Elizabethton was the expected winner of the top half of the Class and comes out as the clear best team in 4A; when you beat Greeneville and demolish Nolensville, you’ve clearly earned that right. Springfield feels like such a random title game entrant, having gone 7-3 in the regular season with the fourth-best point differential in its own Region. And yet: they are massively clutch in close games. Springfield went 5-1 in games decided by a touchdown or less this season, including back-to-back overtime wins over Hardin Co. and Haywood to get here. They have a little bit of the Team of Destiny vibe, certainly. But Elizabethton feels clearly better, as would’ve any of the Big Three from East Tennessee.

6A

Saturday, December 7, 7 PM CT

  • (R6 #2) Ravenwood 25 at (R2 #1) Maryville 26

Odds of Ravenwood making final: 35.2%
Odds of Maryville making final: 42%

Combined odds: 14.8%; most likely title game

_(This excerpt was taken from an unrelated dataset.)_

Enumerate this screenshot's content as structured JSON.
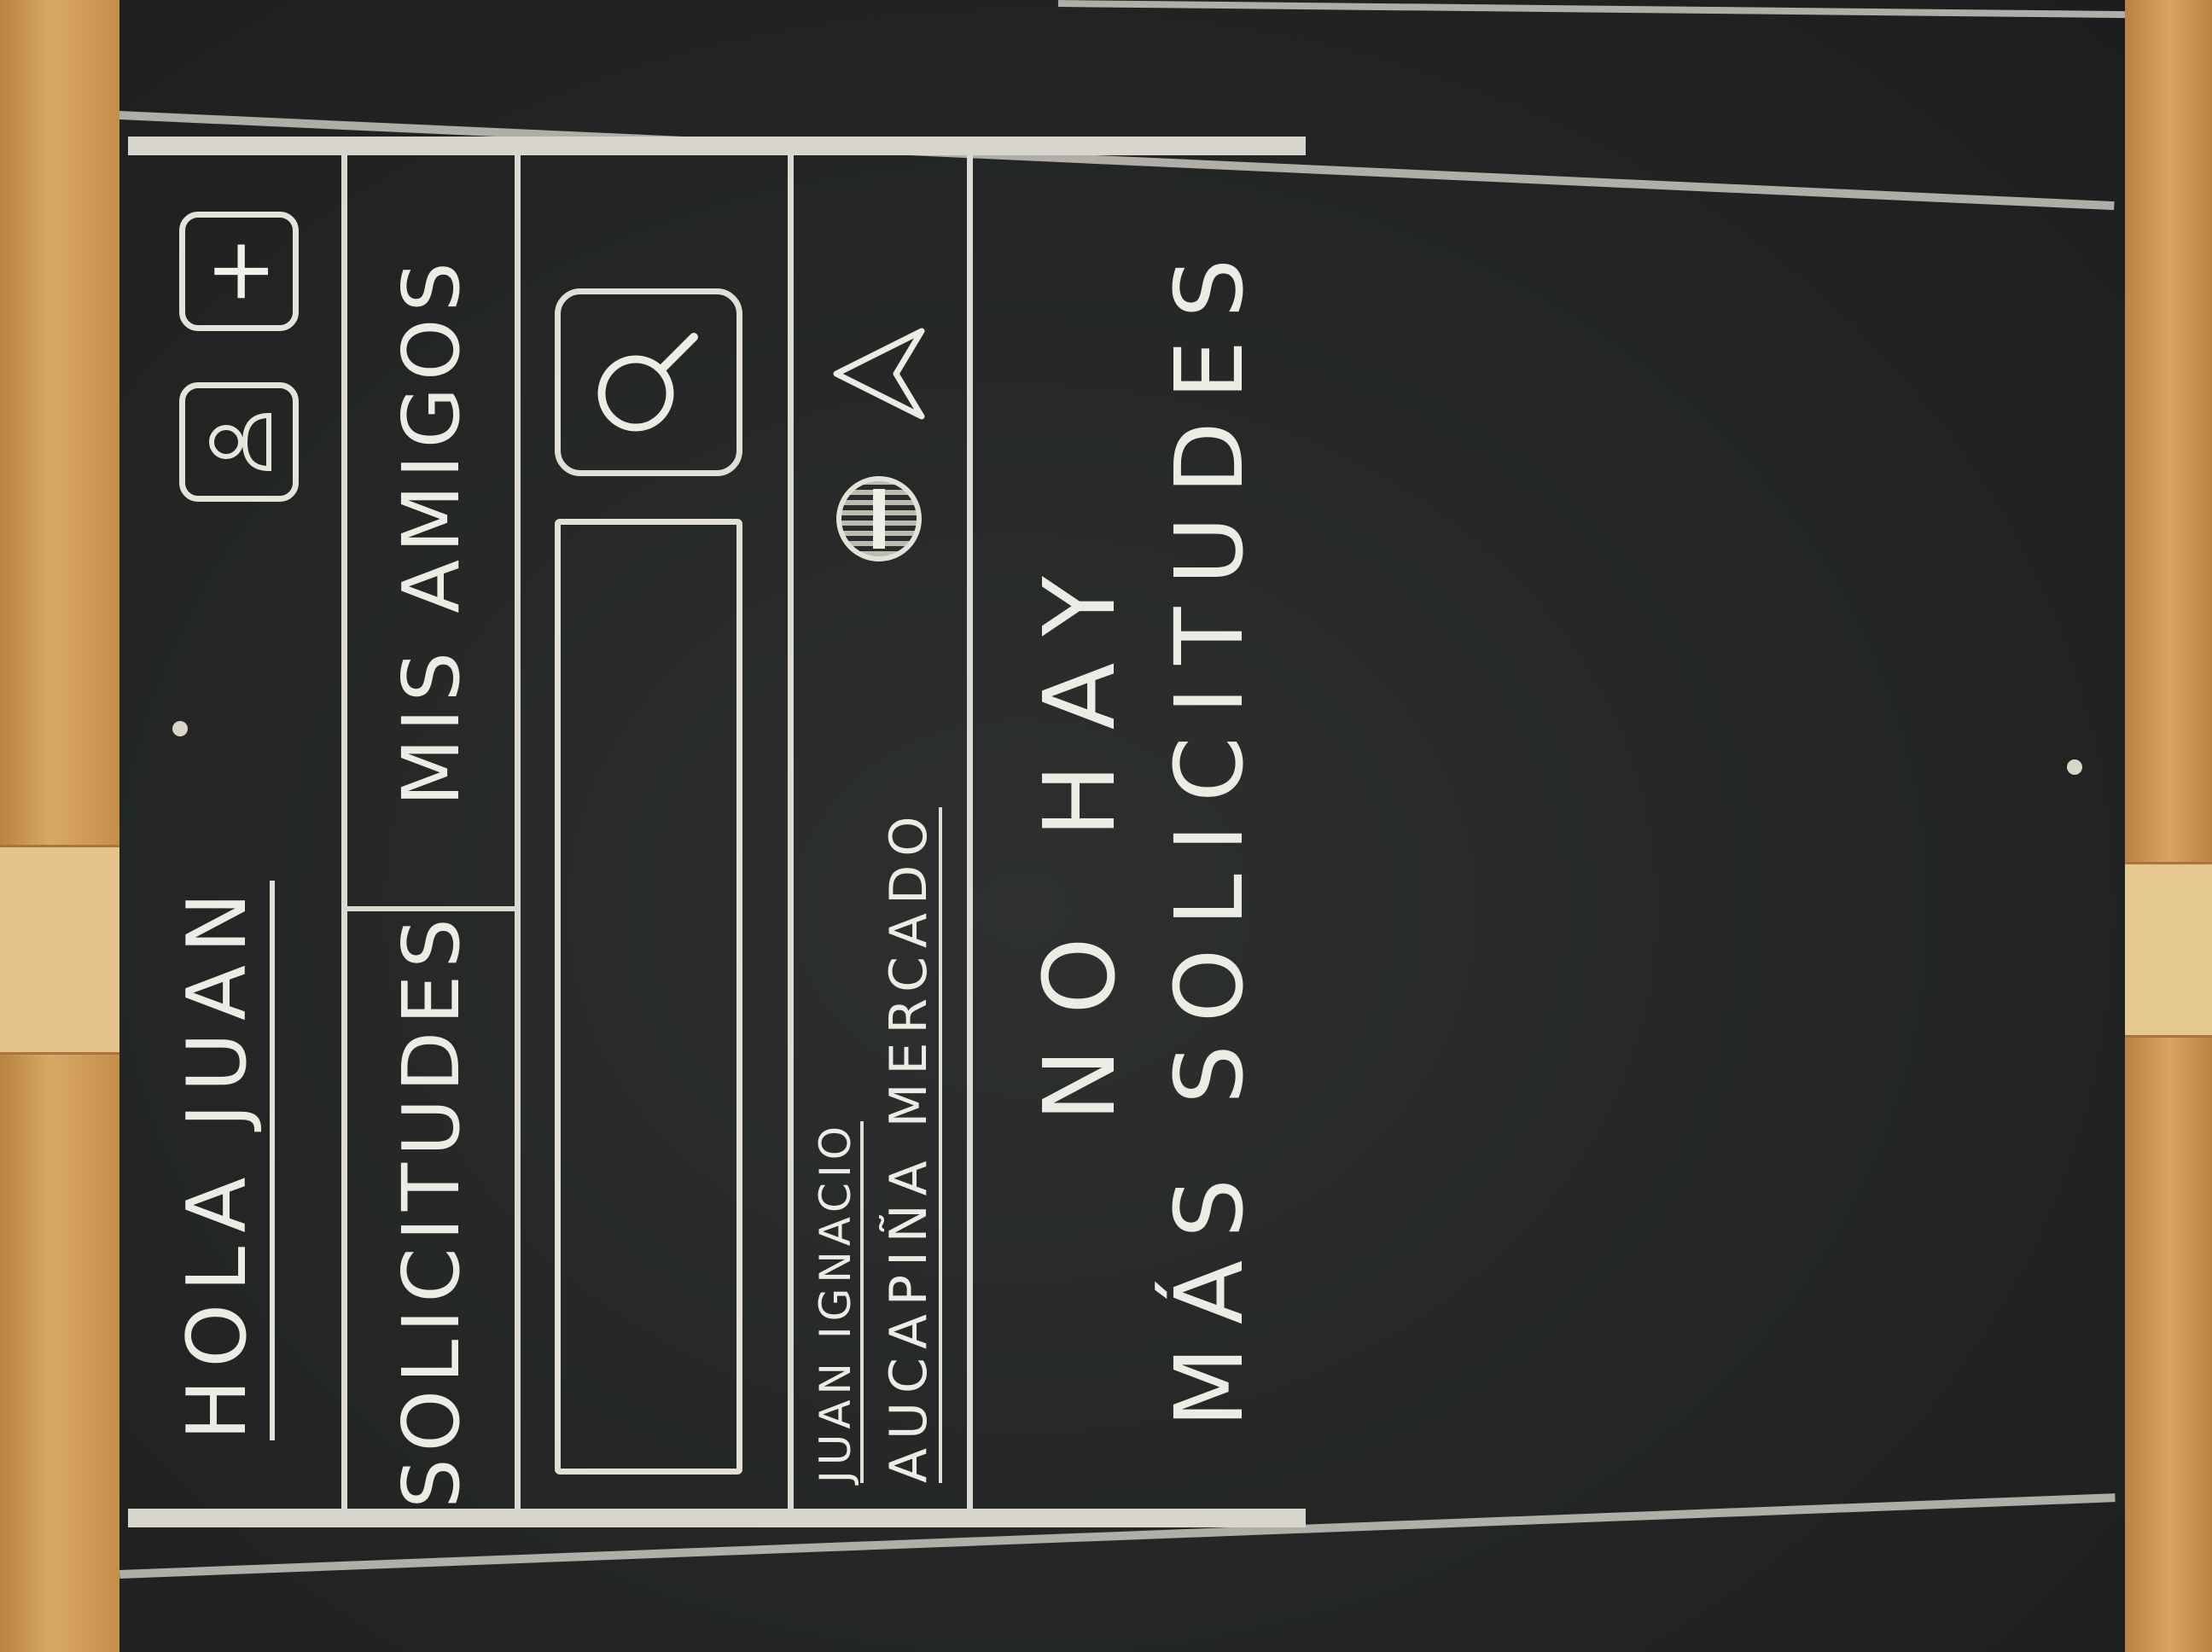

I’ve been hoping for this one ever since the system pinpointed Ravenwood as the best team in Regions 5-8 in this class in August. They struggled at times, certainly, but two resounding demolitions of Brentwood (34-6) and Houston (42-21) make them a clear, formidable foe for the almighty Maryville. The Rebels have been tested at times this year, but have passed every challenge: 17-3 over Alcoa, 35-24 over a surprisingly tough Farragut team, 12-0 over Oakland in the semifinal. Ravenwood’s path has been tougher, but I still give the very slight edge to Maryville.

Best of luck to all teams this week, and thank you to the fans of all 342 teams covered this year for a great season.

Credit to The Daily Times.

2019 Tennessee high school football Semifinals projections

Hello! We’re in the next-to-last week of these projections. Analysis is limited, as I’m out of town at family Thanksgiving. Last week’s picks went 21-9 (70%), or one below the expected record of 22-8. Overall playoff record is now 160-38 (80.8%), which is solid and fine. Here are the games. (Remember, private schools are off this week.)

1A

  • (R3 #1) South Pittsburg 31 at (R2 #1) Greenback 26
  • (R7 #1) Lake Co. 30 at (R6 #1) Huntingdon 33

2A

  • (R4 #2) Trousdale Co. 21 at (R2 #1) Meigs Co. 23
  • (R7 #1) Peabody 32 at (R6 #3) Riverside 10

3A

  • (R3 #1) Loudon 17 at (R2 #1) Alcoa 30
  • (R7 #3) Covington 16 at (R5 #1) Pearl-Cohn 29

4A

  • (R4 #2) Nolensville 17 at (R1 #1) Elizabethton 28
  • (R7 #1) Haywood 29 at (R5 #1) Springfield 23

5A

  • (R3 #2) Knoxville West 26 at (R2 #2) Central 21 (7:00 PM ET, WVLT-TV)
  • (R7 #2) Dyer Co. 24 at (R5 #3) Summit 30

6A

  • (R3 #1) Oakland 23 at (R2 #1) Maryville 34
  • (R7 #1) Houston 24 at (R6 #2) Ravenwood 31

No new playoff odds on Twitter this week – I ended up being way too busy to get them done in image form, but they do exist. Regardless, you can…pretty easily figure out the projected title games. Next week’s title game analysis, obviously, will be much more robust, as I will not be traveling to three cities in two days.

Best of luck to all teams this week!